Your objective ▸
Look through the listing and report every line that has "circle" in it.

Given information ▸
__________
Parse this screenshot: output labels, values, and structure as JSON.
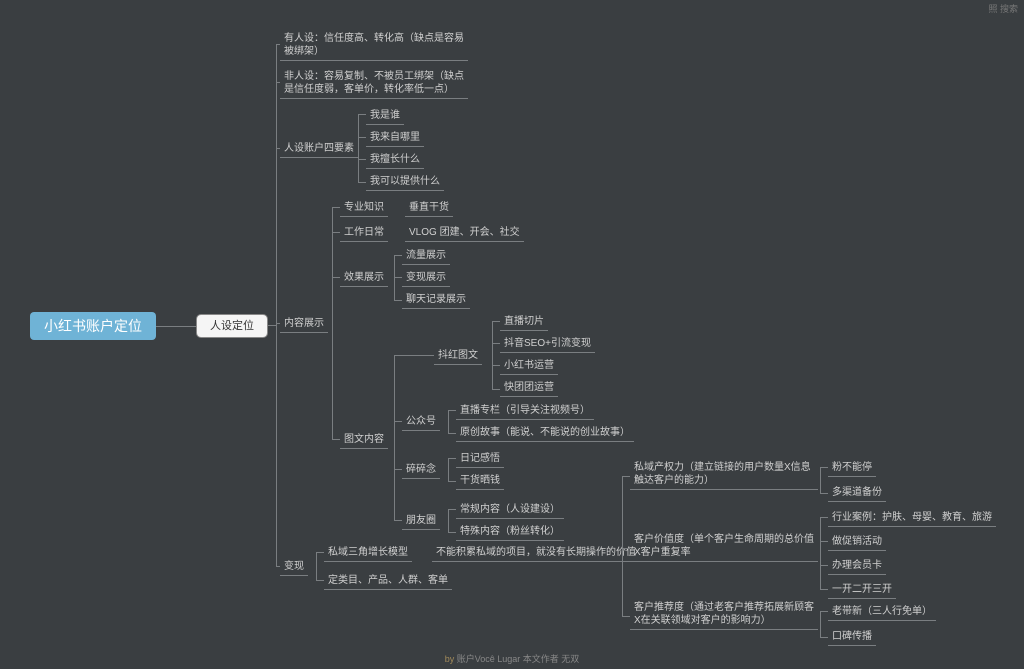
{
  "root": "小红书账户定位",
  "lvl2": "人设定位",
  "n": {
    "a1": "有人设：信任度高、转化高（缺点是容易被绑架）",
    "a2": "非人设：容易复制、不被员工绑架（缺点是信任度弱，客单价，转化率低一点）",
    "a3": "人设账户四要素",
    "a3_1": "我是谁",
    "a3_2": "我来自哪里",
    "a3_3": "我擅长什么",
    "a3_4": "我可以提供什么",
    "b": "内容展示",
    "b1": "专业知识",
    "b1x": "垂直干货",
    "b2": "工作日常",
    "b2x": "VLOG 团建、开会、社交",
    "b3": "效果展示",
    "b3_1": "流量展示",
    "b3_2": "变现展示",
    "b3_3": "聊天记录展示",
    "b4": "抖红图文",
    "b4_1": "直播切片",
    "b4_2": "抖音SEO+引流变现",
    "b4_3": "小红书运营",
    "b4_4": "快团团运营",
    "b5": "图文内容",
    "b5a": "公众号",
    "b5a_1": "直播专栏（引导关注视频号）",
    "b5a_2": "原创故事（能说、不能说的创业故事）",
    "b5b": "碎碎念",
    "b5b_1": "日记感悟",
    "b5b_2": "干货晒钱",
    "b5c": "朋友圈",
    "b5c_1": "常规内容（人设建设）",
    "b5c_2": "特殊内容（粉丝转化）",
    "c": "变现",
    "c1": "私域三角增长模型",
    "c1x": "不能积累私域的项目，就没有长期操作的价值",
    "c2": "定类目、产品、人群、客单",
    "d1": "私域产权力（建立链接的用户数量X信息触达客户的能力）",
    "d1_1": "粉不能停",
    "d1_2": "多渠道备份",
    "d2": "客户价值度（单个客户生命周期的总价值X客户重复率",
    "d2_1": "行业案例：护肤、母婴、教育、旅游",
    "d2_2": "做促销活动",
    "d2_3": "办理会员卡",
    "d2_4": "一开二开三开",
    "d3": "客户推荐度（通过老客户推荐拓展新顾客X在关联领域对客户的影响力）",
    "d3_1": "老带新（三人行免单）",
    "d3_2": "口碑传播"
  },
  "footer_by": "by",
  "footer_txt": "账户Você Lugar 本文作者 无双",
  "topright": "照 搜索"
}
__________
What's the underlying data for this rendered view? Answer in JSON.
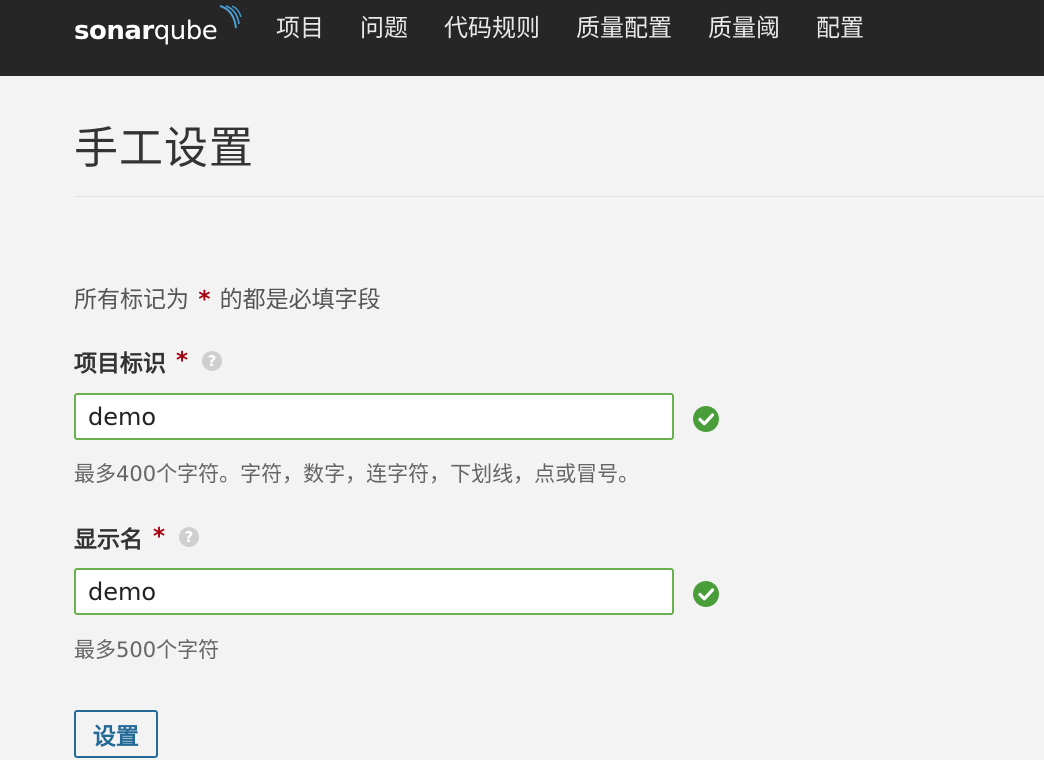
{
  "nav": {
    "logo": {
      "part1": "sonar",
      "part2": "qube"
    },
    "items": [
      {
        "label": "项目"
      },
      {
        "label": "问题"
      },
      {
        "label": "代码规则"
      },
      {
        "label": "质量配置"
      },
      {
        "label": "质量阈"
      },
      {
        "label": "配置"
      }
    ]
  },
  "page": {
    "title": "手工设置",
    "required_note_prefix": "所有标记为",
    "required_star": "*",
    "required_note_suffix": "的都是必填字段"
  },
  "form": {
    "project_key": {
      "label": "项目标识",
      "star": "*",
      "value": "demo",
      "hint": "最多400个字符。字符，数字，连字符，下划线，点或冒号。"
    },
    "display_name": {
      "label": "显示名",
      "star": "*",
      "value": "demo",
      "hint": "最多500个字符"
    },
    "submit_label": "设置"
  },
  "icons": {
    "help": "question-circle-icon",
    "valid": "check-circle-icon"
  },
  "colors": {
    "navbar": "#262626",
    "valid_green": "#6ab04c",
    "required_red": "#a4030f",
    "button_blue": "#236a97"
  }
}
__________
Response to this exercise ▸
    "help": "question-circle-icon",
    "valid": "check-circle-icon"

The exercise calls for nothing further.